On February 10, Fide Woman’s World Championship kicks off in Tehran, Iran. Until March 3rd, 64 players will compete for the title to replace current Champion Hou Yifan who will not participate. Go to official website.

Public controversy on Iran hosting the event

A lot has been written about the tournament beforehand. Fide’s decision to award Iran as host created a controversial debate due to the restrictions imposed on women in the country such as the obligation to wear hijabs. Learn more about it in our interview with Iranian top talent Dorsa Derakhshani.

In the end five players withdrew from particiation for different reasons. While Nazi Paikidze (US) and former World Champion Mariya Muzychuk (Ukraine) rejected to play for the above-mentioned restrictions, Irina Krush added a lack of safety. Current World Champion Hou Yifan‘s rejection is based on her opposition to Fide’s knockout system while it is still unclear why world no. 3 Humpy Koneru isn’t playing. Sadly, Romanian qualified legend Cristina-Adela Foisor recently passed away.

Who is the favorite?

Ju Wenjun in her game against Hou Yifan in Gibraltar, January 31 2017

Ju Wenjun gave herself the best birthday present beating World Champion Hou Yifan in Round 8 of Gibraltar 2017. photo: John Saunders

Nominal favorite will be Chinese Ju Wenjun who just had an excellent performance at the Tradewise Gibraltar winning the prestigious women’s prize. Consequently, she crossed the 2600 elo barrier in the live ratings as one of the first women in chess history.



Anna Muzychuk before round 9 in Gibraltar 2017

Anna Muzychuk unlike her sister Mariya fighting for the crown of women’s chess. photo: Sophie Triay

Another big favorite is no. 2 seed Ukrainian Anna Muzychuk. I recently watched her games in a rapid tournament held in Munich and honestly was deeply impressed by her play.

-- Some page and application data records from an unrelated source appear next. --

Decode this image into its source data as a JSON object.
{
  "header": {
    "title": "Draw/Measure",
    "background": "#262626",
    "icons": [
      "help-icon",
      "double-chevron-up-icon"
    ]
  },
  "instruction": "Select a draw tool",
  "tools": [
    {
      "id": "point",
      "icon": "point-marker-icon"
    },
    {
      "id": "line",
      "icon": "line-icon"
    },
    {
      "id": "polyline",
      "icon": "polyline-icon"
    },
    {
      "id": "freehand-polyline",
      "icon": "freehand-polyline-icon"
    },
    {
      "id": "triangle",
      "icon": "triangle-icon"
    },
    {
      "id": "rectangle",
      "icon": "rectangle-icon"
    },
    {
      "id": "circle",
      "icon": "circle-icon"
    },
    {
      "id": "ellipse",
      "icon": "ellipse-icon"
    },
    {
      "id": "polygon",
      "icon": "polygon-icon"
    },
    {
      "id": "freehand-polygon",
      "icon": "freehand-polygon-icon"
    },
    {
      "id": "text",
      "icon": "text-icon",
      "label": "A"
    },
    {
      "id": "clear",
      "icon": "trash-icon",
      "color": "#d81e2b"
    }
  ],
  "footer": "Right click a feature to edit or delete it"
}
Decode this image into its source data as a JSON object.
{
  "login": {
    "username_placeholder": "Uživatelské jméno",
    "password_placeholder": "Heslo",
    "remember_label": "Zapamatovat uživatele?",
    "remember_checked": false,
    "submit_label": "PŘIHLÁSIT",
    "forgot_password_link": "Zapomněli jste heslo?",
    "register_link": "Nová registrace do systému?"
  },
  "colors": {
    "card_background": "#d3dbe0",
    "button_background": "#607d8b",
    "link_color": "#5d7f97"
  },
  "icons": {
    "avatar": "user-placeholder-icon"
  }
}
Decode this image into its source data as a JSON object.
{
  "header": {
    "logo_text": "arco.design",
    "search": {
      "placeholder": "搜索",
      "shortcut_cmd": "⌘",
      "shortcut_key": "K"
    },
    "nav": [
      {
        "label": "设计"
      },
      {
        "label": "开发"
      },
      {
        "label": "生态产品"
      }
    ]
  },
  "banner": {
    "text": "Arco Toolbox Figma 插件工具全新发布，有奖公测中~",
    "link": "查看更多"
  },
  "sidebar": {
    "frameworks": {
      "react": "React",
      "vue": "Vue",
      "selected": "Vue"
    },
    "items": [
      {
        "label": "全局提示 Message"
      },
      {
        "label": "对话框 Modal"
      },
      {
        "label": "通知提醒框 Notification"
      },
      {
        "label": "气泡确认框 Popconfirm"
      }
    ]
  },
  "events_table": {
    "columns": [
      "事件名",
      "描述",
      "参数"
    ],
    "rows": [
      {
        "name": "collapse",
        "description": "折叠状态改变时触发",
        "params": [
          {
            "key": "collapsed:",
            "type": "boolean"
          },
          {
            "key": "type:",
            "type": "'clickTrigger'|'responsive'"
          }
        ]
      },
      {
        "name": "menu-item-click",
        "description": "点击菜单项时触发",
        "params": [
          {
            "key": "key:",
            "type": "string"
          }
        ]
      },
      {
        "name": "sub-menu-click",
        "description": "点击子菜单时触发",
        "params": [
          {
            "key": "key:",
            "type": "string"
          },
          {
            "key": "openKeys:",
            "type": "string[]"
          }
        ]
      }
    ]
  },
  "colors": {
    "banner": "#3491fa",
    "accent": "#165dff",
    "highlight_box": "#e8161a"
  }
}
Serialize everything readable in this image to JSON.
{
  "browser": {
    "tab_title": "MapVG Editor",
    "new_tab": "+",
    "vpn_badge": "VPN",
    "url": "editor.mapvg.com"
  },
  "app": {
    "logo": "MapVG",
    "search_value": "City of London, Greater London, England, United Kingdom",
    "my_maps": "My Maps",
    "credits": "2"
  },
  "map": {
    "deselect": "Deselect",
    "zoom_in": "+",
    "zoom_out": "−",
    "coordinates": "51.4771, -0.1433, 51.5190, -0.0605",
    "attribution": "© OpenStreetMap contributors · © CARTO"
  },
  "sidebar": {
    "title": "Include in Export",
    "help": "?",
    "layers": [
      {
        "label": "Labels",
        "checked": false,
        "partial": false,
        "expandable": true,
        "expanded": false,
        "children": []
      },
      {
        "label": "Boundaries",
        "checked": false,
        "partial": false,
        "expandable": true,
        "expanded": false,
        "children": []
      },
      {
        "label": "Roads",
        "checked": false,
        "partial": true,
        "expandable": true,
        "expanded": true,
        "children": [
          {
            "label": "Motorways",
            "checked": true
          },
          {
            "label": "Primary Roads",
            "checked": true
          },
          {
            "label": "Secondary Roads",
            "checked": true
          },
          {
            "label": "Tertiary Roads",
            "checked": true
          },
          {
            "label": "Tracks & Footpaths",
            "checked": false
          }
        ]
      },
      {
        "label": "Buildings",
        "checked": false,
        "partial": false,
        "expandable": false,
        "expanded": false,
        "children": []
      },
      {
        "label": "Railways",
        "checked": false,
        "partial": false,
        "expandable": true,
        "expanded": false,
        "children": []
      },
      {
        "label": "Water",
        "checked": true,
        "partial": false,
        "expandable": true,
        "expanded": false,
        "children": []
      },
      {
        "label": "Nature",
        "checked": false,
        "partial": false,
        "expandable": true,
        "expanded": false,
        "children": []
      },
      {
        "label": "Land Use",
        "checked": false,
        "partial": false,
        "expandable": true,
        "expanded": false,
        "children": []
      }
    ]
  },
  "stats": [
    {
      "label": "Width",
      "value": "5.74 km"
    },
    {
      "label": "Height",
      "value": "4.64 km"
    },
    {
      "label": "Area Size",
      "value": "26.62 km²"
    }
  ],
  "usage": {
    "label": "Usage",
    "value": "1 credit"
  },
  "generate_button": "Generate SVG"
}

A player you should always have on your list is former World Champion Alexandra Kosteniuk (Russia). She is not only 3rd seed in the tournament but proved in the past that she has nerves of steel which naturally plays a big role in such a tournament mode.

However, with the knockout system it is likely we will not wait long for big surprises.

Do we have any preference?

Irene Kharisma at the board

Finger’s crossed for Irene!

Yes, we do! Our co-author Irene Kharisma Sukandar will participate in the tournament! In round 1, she will face Zhu Chen (Qatar). Just as a side note: I lost to both of them in the Qatar Masters 2015 so there is no indication who is better 🙂

In fact, Zhu Chen used to be World Champion from 2001 to 2004 with a peak rating of 2548! After she married Qatari grandmaster Al-Modiakhi and later became mother chess naturally has got less attention in her life. In any case, she is still quite strong as I painfully had to experience myself.

I’m rather sceptical that Irene will find time to post anything during the event. You can expect some insights from her at some point, though.

Stay tuned!